A day in the life of DJ…
Diovisalvi headed to the Canadian Open with world number two Johnson last week as the American put the final touches on his preparation for the third major of the year.
“Dustin is in a good place,” he said. “He’s hitting it well and he’s more comfortable with the putter. His body has been slowly and gradually building up to this major. He loves Pebble Beach, so I am very confident in the way he’s approaching this week and used Canada as an opportunity.
“Mentally it preps these guys to have enough reps to feel good about where their driver is, where their short game is, the approach shots – what does it look like with the irons?
“It’s a really good test to see how the body and the swing are working. Dustin’s body is peaking nicely.”
Helping players get their “feel” is a key part of Diovisalvi’s role.
“As the coach and the player are trying to get something to feel right, especially before a major, our job is to make sure the body and the nervous system understand how to ingrain that without over-thinking,” he added.
“When their feel is off, you see them do things that are out of character for the calibre they play at. You hear the commentators, they start to over analyse and that’s not really what it is… the reality is, if the feel is right and their bodies are reacting and they feel good with where their mental game is, it’s a pretty seamless effort.
“Then it comes down to can they putt well to score?”

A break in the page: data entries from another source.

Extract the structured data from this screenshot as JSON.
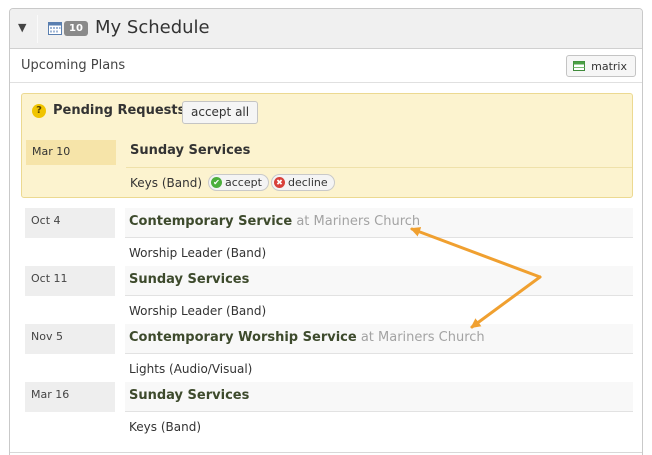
{
  "header": {
    "toggle_glyph": "▼",
    "count": "10",
    "title": "My Schedule"
  },
  "subbar": {
    "title": "Upcoming Plans",
    "matrix_label": "matrix"
  },
  "pending": {
    "title": "Pending Requests",
    "accept_all": "accept all",
    "date": "Mar 10",
    "plan": "Sunday Services",
    "position": "Keys (Band)",
    "accept_label": "accept",
    "decline_label": "decline"
  },
  "plans": [
    {
      "date": "Oct 4",
      "name": "Contemporary Service",
      "location": "at Mariners Church",
      "position": "Worship Leader (Band)"
    },
    {
      "date": "Oct 11",
      "name": "Sunday Services",
      "location": "",
      "position": "Worship Leader (Band)"
    },
    {
      "date": "Nov 5",
      "name": "Contemporary Worship Service",
      "location": "at Mariners Church",
      "position": "Lights (Audio/Visual)"
    },
    {
      "date": "Mar 16",
      "name": "Sunday Services",
      "location": "",
      "position": "Keys (Band)"
    }
  ],
  "colors": {
    "annotation_arrow": "#f0a030",
    "pending_bg": "#fcf3cf",
    "plan_name": "#3d4a2c"
  }
}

But life on the PGA Tour can be intense, with players enduring long, hectic days that run far beyond what is picked up by the cameras during their rounds.
“It’s not just a sunshiny day and they show up on the tee box or the driving range and go and play a five-hour round in the sunny weather,” explained Diovisalvi, who has previously worked with three-time major winner Vijay Singh.

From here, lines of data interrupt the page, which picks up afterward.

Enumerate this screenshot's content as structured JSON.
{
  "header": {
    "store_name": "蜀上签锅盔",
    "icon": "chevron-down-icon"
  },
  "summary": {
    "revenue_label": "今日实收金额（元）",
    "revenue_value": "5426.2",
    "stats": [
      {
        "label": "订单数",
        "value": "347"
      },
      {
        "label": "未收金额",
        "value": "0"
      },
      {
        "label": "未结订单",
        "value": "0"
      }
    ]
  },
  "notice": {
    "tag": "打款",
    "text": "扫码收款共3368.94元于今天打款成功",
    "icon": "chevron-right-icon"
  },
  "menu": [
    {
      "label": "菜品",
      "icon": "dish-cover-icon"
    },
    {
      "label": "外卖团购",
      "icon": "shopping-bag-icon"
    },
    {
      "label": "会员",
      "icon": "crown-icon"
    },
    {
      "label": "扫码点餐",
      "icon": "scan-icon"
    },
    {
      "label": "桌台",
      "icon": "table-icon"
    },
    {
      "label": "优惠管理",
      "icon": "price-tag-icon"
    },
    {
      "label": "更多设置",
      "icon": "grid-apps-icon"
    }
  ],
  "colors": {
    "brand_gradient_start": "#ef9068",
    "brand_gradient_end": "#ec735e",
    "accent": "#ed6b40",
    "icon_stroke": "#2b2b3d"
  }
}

“Both Brooks and Dustin take their nutrition very seriously, they had chefs with them this week and rented homes so they got more of a feel what it’s like to have their support team around them, their family, the opportunity to sleep better, to eat better.”

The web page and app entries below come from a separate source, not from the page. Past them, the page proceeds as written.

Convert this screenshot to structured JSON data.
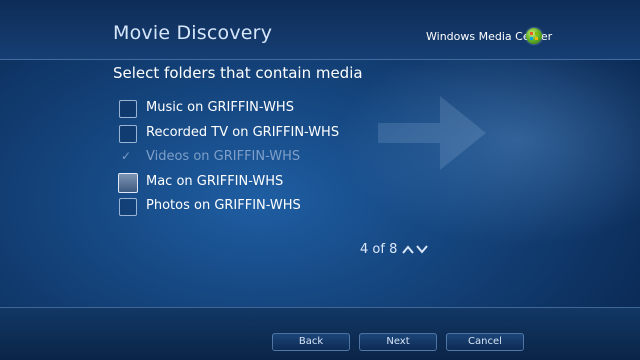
{
  "header": {
    "title": "Movie Discovery",
    "brand": "Windows Media Center"
  },
  "instruction": "Select folders that contain media",
  "folders": [
    {
      "label": "Music on GRIFFIN-WHS",
      "checked": false,
      "enabled": true,
      "focused": false
    },
    {
      "label": "Recorded TV on GRIFFIN-WHS",
      "checked": false,
      "enabled": true,
      "focused": false
    },
    {
      "label": "Videos on GRIFFIN-WHS",
      "checked": true,
      "enabled": false,
      "focused": false
    },
    {
      "label": "Mac on GRIFFIN-WHS",
      "checked": false,
      "enabled": true,
      "focused": true
    },
    {
      "label": "Photos on GRIFFIN-WHS",
      "checked": false,
      "enabled": true,
      "focused": false
    }
  ],
  "pager": {
    "text": "4 of 8"
  },
  "footer": {
    "back_label": "Back",
    "next_label": "Next",
    "cancel_label": "Cancel"
  },
  "colors": {
    "background": "#15467f",
    "text": "#ffffff",
    "disabled_text": "#7e9fc9",
    "title": "#d6e6fb"
  },
  "icons": {
    "logo": "windows-media-center-logo-icon",
    "background_arrow": "right-arrow-icon",
    "pager_up": "chevron-up-icon",
    "pager_down": "chevron-down-icon",
    "check": "checkmark-icon"
  }
}
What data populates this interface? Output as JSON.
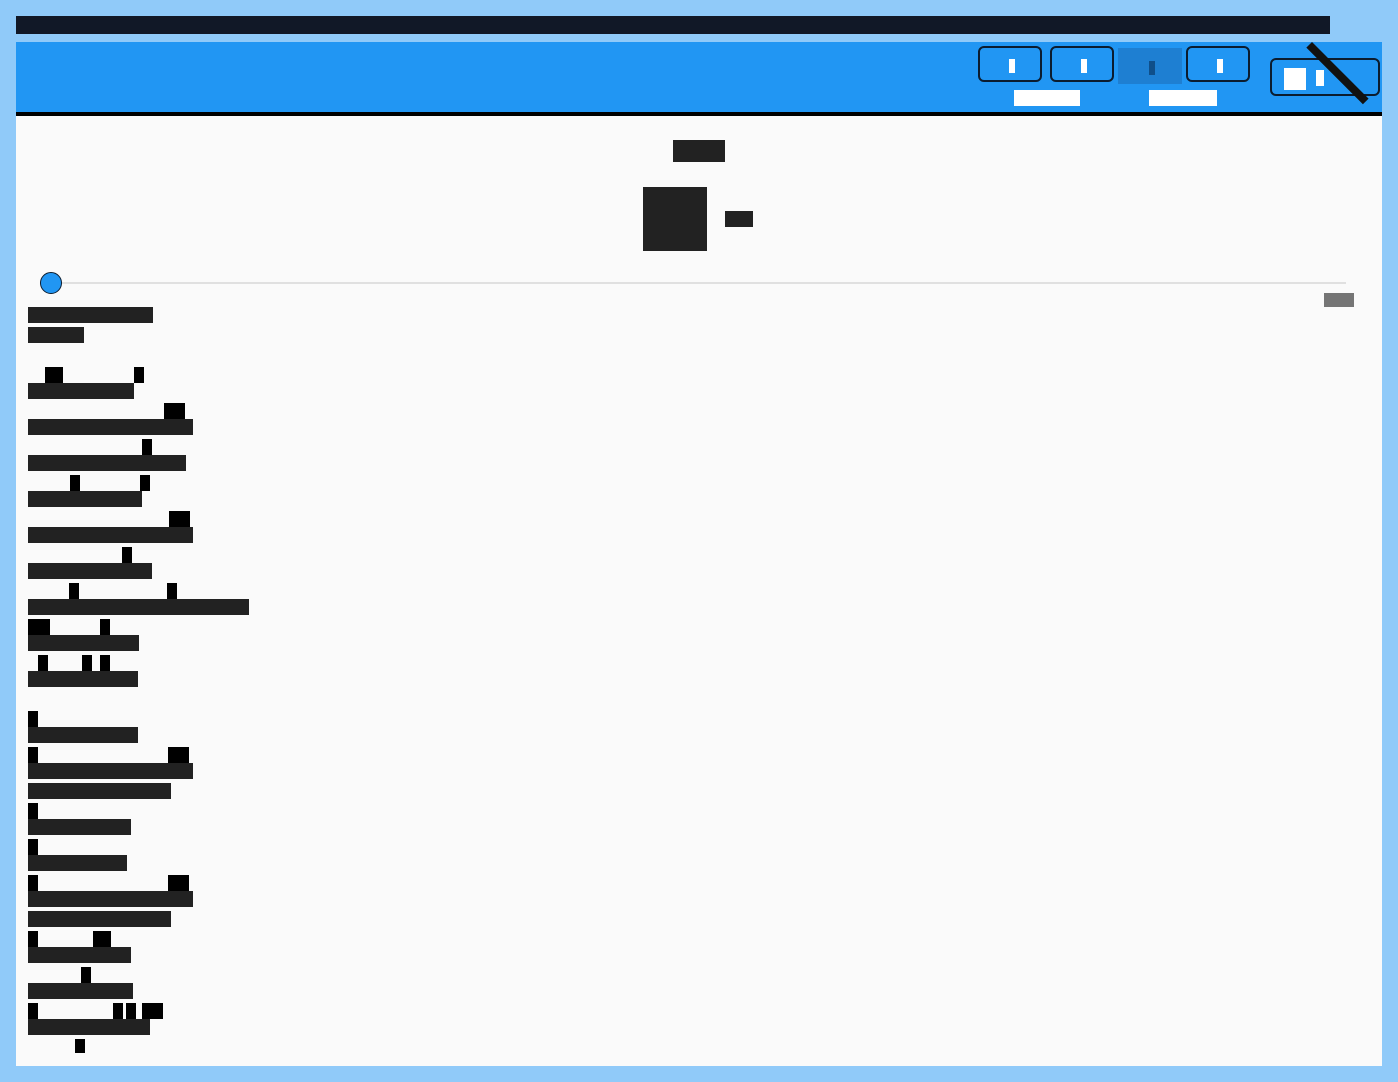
{
  "window": {
    "app_title": "",
    "page_title": ""
  },
  "header": {
    "nav": [
      {
        "name": "nav-item-1",
        "label": ""
      },
      {
        "name": "nav-item-2",
        "label": ""
      },
      {
        "name": "nav-item-3",
        "label": ""
      },
      {
        "name": "nav-item-4",
        "label": ""
      }
    ],
    "exit": {
      "label": ""
    }
  },
  "main": {
    "widget_label": "",
    "slider_value_text": "",
    "log_lines": [
      "",
      "",
      "",
      "",
      "",
      "",
      "",
      "",
      "",
      "",
      "",
      "",
      "",
      "",
      "",
      "",
      "",
      "",
      "",
      ""
    ]
  },
  "colors": {
    "accent": "#2196f3",
    "background": "#fafafa",
    "frame": "#90caf9",
    "text_dark": "#222222"
  }
}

A day in the life on tour, eg 07:00 tee time
04:00: Wake Up
04:40: Eat breakfast
05:00: Arrive at golf course-10 mins on stationary bike-10 mins full dynamic stretch-15 mins stability/mobility/functional exercises
05:45-06:55: Practice range
07:00-12:00: Play round
12:00-14:00: Interviews, lunch, practice (if necessary), rest
16:00-17:30: Full 90-minute gym workout
After an early wake up – 04:00 if on the first tee at 07:00 – the players warm-up in the fitness trailers provided by the PGA Tour that are kitted out with the latest technology.
“Dustin will get on a spin bike for 10 or 12 minutes, get blood flowing, get his heart rate going a little bit,” added Diovisalvi. “Then we get down on a mat and do a very active, dynamic stretch for another 10 minutes.”
Next, the 2016 US Open champion works through a number of drills using stability balls, dumbbells, resistance bands and medicine balls to engage the muscles used during his round.
“He’s using very dynamic movement patterns that mimic the golf swing,” said Diovisalvi. “He’s very prepared in about 30 minutes to go out to the driving range and begin his routine.
“Now his feel or his body is very switched on. The nerves are firing, he feels the pressure from his feet.
“In 2019 we have worked harder than ever before on ‘prehabilitation’ – getting the body ready to perform so there’s few chances of injury, higher performance levels, more ability to get the body to move properly.”
Diovisalvi takes huge pride in seeing the players he and his team have worked with win tournaments and the academy in Jupiter, Florida is decorated with banners won by the likes of Johnson, Koepka, Justin Thomas, Lexi Thompson and Michelle Wie.
“They always say the proof is in the championship rings, or the banners that hang on our walls,” he said. “The majors that have been won in our team, they humble me every day.
“You hang these banners and think ‘gosh, we’ve been on teams that have helped win so many majors’, it really is humbling what you have participated in and how you helped grow the game.”